South Shields play retells Chilean miners' rescue
The true story of 33 Chilean miners trapped underground will be told in a play at a restored South Tyneside pit head.
Trapped, which tells the story of the miners after the 2010 collapse of Chile’s San Jose Mine, will be performed at St Hilda’s Pit Head in South Shields in six performances from Thursday September 13 to Saturday September 15.
The revamped building has been opened to the public as a cultural and community venue..
The first tenant to move in to St Hilda’s was Community Arts Project North East (CAPNE) who are working together with Tyne and Wear Building Preservation Trust on the Trapped performances.
“The pit head is the perfect venue for a performance about miners,” said CAPNE’s Diane Gray.
Other events at St Hilda’s include the launch event of South Tyneside’s Heritage Open Day programme on Tuesday September 4 and the Heritage Open Days on Friday September 7 and Saturday September 8 (between 11am and 3pm).
“It’s great that the building is going to be so busy so soon after opening,” said CAPNE’s Ben Hudson.

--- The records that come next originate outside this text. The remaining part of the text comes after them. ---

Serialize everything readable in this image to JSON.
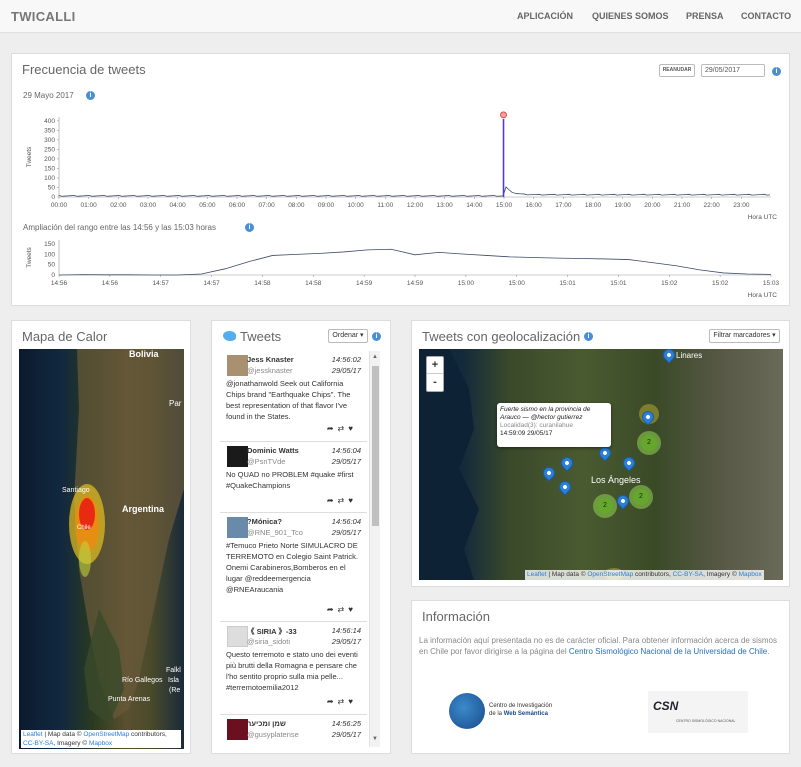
{
  "brand": "TWICALLI",
  "nav": [
    "APLICACIÓN",
    "QUIENES SOMOS",
    "PRENSA",
    "CONTACTO"
  ],
  "freq": {
    "title": "Frecuencia de tweets",
    "resume_button": "REANUDAR",
    "date_input": "29/05/2017",
    "date_label": "29 Mayo 2017",
    "range_label": "Ampliación del rango entre las 14:56 y las 15:03 horas",
    "axis_unit": "Hora UTC",
    "y_label": "Tweets"
  },
  "chart_data": [
    {
      "type": "line",
      "title": "Frecuencia de tweets",
      "ylabel": "Tweets",
      "xlabel": "Hora UTC",
      "yticks": [
        0,
        50,
        100,
        150,
        200,
        250,
        300,
        350,
        400
      ],
      "ylim": [
        0,
        420
      ],
      "xticks": [
        "00:00",
        "01:00",
        "02:00",
        "03:00",
        "04:00",
        "05:00",
        "06:00",
        "07:00",
        "08:00",
        "09:00",
        "10:00",
        "11:00",
        "12:00",
        "13:00",
        "14:00",
        "15:00",
        "16:00",
        "17:00",
        "18:00",
        "19:00",
        "20:00",
        "21:00",
        "22:00",
        "23:00"
      ],
      "peak": {
        "x": "14:59",
        "y": 410
      }
    },
    {
      "type": "line",
      "title": "Ampliación del rango entre las 14:56 y las 15:03 horas",
      "ylabel": "Tweets",
      "xlabel": "Hora UTC",
      "yticks": [
        0,
        50,
        100,
        150
      ],
      "ylim": [
        0,
        170
      ],
      "xticks": [
        "14:56",
        "14:56",
        "14:57",
        "14:57",
        "14:58",
        "14:58",
        "14:59",
        "14:59",
        "15:00",
        "15:00",
        "15:01",
        "15:01",
        "15:02",
        "15:02",
        "15:03"
      ],
      "values": [
        0,
        2,
        1,
        1,
        0,
        0,
        5,
        30,
        65,
        95,
        100,
        105,
        112,
        122,
        125,
        98,
        110,
        102,
        95,
        88,
        85,
        82,
        80,
        78,
        75,
        60,
        45,
        25,
        10,
        5,
        3
      ]
    }
  ],
  "heat": {
    "title": "Mapa de Calor",
    "labels": [
      "Bolivia",
      "Par",
      "Santiago",
      "Argentina",
      "Chile",
      "Falkl",
      "Isla",
      "(Re",
      "Río Gallegos",
      "Punta Arenas"
    ],
    "attr": {
      "leaflet": "Leaflet",
      "a": " | Map data © ",
      "osm": "OpenStreetMap",
      "b": " contributors, ",
      "cc": "CC-BY-SA",
      "c": ", Imagery © ",
      "mb": "Mapbox"
    }
  },
  "tweets": {
    "title": "Tweets",
    "order_button": "Ordenar ▾",
    "items": [
      {
        "name": "Jess Knaster",
        "handle": "@jessknaster",
        "time": "14:56:02",
        "date": "29/05/17",
        "text": "@jonathanwold Seek out California Chips brand \"Earthquake Chips\". The best representation of that flavor I've found in the States."
      },
      {
        "name": "Dominic Watts",
        "handle": "@PsnTVde",
        "time": "14:56:04",
        "date": "29/05/17",
        "text": "No QUAD no PROBLEM #quake #first #QuakeChampions"
      },
      {
        "name": "?Mónica?",
        "handle": "@RNE_901_Tco",
        "time": "14:56:04",
        "date": "29/05/17",
        "text": "#Temuco Prieto Norte SIMULACRO DE TERREMOTO en Colegio Saint Patrick. Onemi Carabineros,Bomberos en el lugar @reddeemergencia @RNEAraucania"
      },
      {
        "name": "《 SIRIA 》-33",
        "handle": "@siria_sidoti",
        "time": "14:56:14",
        "date": "29/05/17",
        "text": "Questo terremoto e stato uno dei eventi più brutti della Romagna e pensare che l'ho sentito proprio sulla mia pelle... #terremotoemilia2012"
      },
      {
        "name": "שמן ומכיער",
        "handle": "@gusyplatense",
        "time": "14:56:25",
        "date": "29/05/17",
        "text": ""
      }
    ]
  },
  "geo": {
    "title": "Tweets con geolocalización",
    "filter_button": "Filtrar marcadores ▾",
    "zoom_in": "+",
    "zoom_out": "-",
    "popup": {
      "title": "Fuerte sismo en la provincia de Arauco — @hector gutierrez",
      "loc": "Localidad(3): curanilahue",
      "time": "14:59:09 29/05/17"
    },
    "places": [
      "Linares",
      "Los Ángeles"
    ],
    "clusters": [
      "2",
      "2",
      "2"
    ]
  },
  "infopanel": {
    "title": "Información",
    "text": "La información aquí presentada no es de carácter oficial. Para obtener información acerca de sismos en Chile por favor dirigirse a la página del ",
    "link": "Centro Sismológico Nacional de la Universidad de Chile",
    "end": ".",
    "logo1a": "Centro de Investigación",
    "logo1b": "de la ",
    "logo1c": "Web Semántica",
    "logo2": "CSN",
    "logo2b": "CENTRO SISMOLÓGICO NACIONAL"
  }
}
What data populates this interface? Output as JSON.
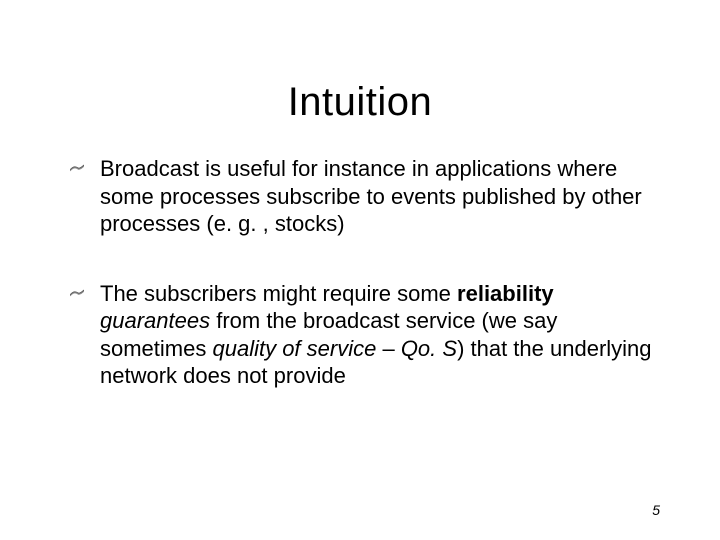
{
  "title": "Intuition",
  "bullets": [
    {
      "text": "Broadcast is useful for instance in applications where some processes subscribe to events published by other processes (e. g. , stocks)"
    },
    {
      "pre": "The subscribers might require some ",
      "bold1": "reliability",
      "gap": "  ",
      "ital1": "guarantees",
      "mid1": " from the broadcast service (we say sometimes ",
      "ital2": "quality of service",
      "mid2": " – ",
      "ital3": "Qo. S",
      "post": ") that the underlying network does not provide"
    }
  ],
  "page_number": "5"
}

“There are some really interesting spaces within the pit head and we’re looking forward to showing how flexible the spaces can be.”
Last week an open day celebrated the first phase of the National Lottery supported St Hilda’s restoration project, which has been delivered by TWBPT, with funding from South Tyneside Council, the National Lottery through the Heritage Lottery Fund and support from the Cultural Spring.
The Heritage Lottery Fund awarded £580,000 to the trust in 2016 to help restore the derelict St Hilda’s Colliery Pit Head and bring it back into use.
St Hilda’s Colliery opened in 1810 and continued until 1940. It was then used only as a ventilation shaft for Westoe Colliery in the town, which opened in 1910.
Trapped will be delivered by theatre and film company Experiential, and for details and tickets visit www.capne.org